[Records from a data collection]
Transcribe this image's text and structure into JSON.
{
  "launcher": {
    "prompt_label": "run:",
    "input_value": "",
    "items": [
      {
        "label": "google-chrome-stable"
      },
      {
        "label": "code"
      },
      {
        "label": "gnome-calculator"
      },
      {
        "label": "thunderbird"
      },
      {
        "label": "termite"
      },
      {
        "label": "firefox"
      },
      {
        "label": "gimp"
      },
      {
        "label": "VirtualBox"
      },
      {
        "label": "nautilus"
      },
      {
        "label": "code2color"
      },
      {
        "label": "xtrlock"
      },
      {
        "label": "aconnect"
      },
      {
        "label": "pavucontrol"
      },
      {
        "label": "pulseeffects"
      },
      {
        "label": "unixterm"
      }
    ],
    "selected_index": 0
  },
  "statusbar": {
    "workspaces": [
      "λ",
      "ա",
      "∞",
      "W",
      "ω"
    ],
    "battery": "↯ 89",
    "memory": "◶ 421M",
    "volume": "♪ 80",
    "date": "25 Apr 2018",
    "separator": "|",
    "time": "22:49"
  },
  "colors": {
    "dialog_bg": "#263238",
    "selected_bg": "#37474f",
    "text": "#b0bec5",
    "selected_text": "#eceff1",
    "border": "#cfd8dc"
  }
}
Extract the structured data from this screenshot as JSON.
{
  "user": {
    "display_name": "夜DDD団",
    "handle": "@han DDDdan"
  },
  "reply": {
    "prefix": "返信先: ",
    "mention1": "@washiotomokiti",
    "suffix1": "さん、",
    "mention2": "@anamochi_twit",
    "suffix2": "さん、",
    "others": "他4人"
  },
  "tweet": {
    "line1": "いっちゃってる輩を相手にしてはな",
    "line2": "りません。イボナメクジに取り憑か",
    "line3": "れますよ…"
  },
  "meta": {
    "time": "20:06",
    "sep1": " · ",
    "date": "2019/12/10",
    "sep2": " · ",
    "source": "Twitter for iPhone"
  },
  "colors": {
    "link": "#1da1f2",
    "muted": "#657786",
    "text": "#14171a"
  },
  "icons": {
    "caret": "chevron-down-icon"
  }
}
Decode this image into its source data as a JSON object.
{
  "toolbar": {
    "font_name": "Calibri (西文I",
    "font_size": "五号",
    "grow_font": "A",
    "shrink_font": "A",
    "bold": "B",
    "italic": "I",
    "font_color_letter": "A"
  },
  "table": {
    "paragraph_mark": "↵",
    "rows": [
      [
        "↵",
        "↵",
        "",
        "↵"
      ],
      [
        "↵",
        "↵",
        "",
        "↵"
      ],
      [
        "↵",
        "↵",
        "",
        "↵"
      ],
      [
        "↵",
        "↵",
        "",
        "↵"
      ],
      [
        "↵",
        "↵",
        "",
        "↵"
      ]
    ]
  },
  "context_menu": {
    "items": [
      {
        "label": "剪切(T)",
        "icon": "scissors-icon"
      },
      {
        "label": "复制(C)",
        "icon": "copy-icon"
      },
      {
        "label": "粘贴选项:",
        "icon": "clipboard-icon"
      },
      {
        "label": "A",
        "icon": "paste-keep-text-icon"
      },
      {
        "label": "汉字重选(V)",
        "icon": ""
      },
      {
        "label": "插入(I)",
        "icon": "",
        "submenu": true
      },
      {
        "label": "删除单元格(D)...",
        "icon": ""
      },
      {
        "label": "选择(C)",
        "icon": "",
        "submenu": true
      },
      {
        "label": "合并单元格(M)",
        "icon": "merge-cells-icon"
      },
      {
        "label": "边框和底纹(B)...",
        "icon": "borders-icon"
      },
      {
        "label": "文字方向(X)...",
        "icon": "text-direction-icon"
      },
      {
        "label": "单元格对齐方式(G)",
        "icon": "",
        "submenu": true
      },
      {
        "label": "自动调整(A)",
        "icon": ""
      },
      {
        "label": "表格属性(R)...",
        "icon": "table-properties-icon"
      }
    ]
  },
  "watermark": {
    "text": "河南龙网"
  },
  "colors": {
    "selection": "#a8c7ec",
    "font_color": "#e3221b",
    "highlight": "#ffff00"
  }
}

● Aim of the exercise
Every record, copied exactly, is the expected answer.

● Your solution
Transcribe this image's text and structure into JSON.
{
  "launcher": {
    "prompt_label": "run:",
    "input_value": "",
    "items": [
      {
        "label": "google-chrome-stable"
      },
      {
        "label": "code"
      },
      {
        "label": "gnome-calculator"
      },
      {
        "label": "thunderbird"
      },
      {
        "label": "termite"
      },
      {
        "label": "firefox"
      },
      {
        "label": "gimp"
      },
      {
        "label": "VirtualBox"
      },
      {
        "label": "nautilus"
      },
      {
        "label": "code2color"
      },
      {
        "label": "xtrlock"
      },
      {
        "label": "aconnect"
      },
      {
        "label": "pavucontrol"
      },
      {
        "label": "pulseeffects"
      },
      {
        "label": "unixterm"
      }
    ],
    "selected_index": 0
  },
  "statusbar": {
    "workspaces": [
      "λ",
      "ա",
      "∞",
      "W",
      "ω"
    ],
    "battery": "↯ 89",
    "memory": "◶ 421M",
    "volume": "♪ 80",
    "date": "25 Apr 2018",
    "separator": "|",
    "time": "22:49"
  },
  "colors": {
    "dialog_bg": "#263238",
    "selected_bg": "#37474f",
    "text": "#b0bec5",
    "selected_text": "#eceff1",
    "border": "#cfd8dc"
  }
}
Extract the structured data from this screenshot as JSON.
{
  "user": {
    "display_name": "夜DDD団",
    "handle": "@han DDDdan"
  },
  "reply": {
    "prefix": "返信先: ",
    "mention1": "@washiotomokiti",
    "suffix1": "さん、",
    "mention2": "@anamochi_twit",
    "suffix2": "さん、",
    "others": "他4人"
  },
  "tweet": {
    "line1": "いっちゃってる輩を相手にしてはな",
    "line2": "りません。イボナメクジに取り憑か",
    "line3": "れますよ…"
  },
  "meta": {
    "time": "20:06",
    "sep1": " · ",
    "date": "2019/12/10",
    "sep2": " · ",
    "source": "Twitter for iPhone"
  },
  "colors": {
    "link": "#1da1f2",
    "muted": "#657786",
    "text": "#14171a"
  },
  "icons": {
    "caret": "chevron-down-icon"
  }
}
Decode this image into its source data as a JSON object.
{
  "toolbar": {
    "font_name": "Calibri (西文I",
    "font_size": "五号",
    "grow_font": "A",
    "shrink_font": "A",
    "bold": "B",
    "italic": "I",
    "font_color_letter": "A"
  },
  "table": {
    "paragraph_mark": "↵",
    "rows": [
      [
        "↵",
        "↵",
        "",
        "↵"
      ],
      [
        "↵",
        "↵",
        "",
        "↵"
      ],
      [
        "↵",
        "↵",
        "",
        "↵"
      ],
      [
        "↵",
        "↵",
        "",
        "↵"
      ],
      [
        "↵",
        "↵",
        "",
        "↵"
      ]
    ]
  },
  "context_menu": {
    "items": [
      {
        "label": "剪切(T)",
        "icon": "scissors-icon"
      },
      {
        "label": "复制(C)",
        "icon": "copy-icon"
      },
      {
        "label": "粘贴选项:",
        "icon": "clipboard-icon"
      },
      {
        "label": "A",
        "icon": "paste-keep-text-icon"
      },
      {
        "label": "汉字重选(V)",
        "icon": ""
      },
      {
        "label": "插入(I)",
        "icon": "",
        "submenu": true
      },
      {
        "label": "删除单元格(D)...",
        "icon": ""
      },
      {
        "label": "选择(C)",
        "icon": "",
        "submenu": true
      },
      {
        "label": "合并单元格(M)",
        "icon": "merge-cells-icon"
      },
      {
        "label": "边框和底纹(B)...",
        "icon": "borders-icon"
      },
      {
        "label": "文字方向(X)...",
        "icon": "text-direction-icon"
      },
      {
        "label": "单元格对齐方式(G)",
        "icon": "",
        "submenu": true
      },
      {
        "label": "自动调整(A)",
        "icon": ""
      },
      {
        "label": "表格属性(R)...",
        "icon": "table-properties-icon"
      }
    ]
  },
  "watermark": {
    "text": "河南龙网"
  },
  "colors": {
    "selection": "#a8c7ec",
    "font_color": "#e3221b",
    "highlight": "#ffff00"
  }
}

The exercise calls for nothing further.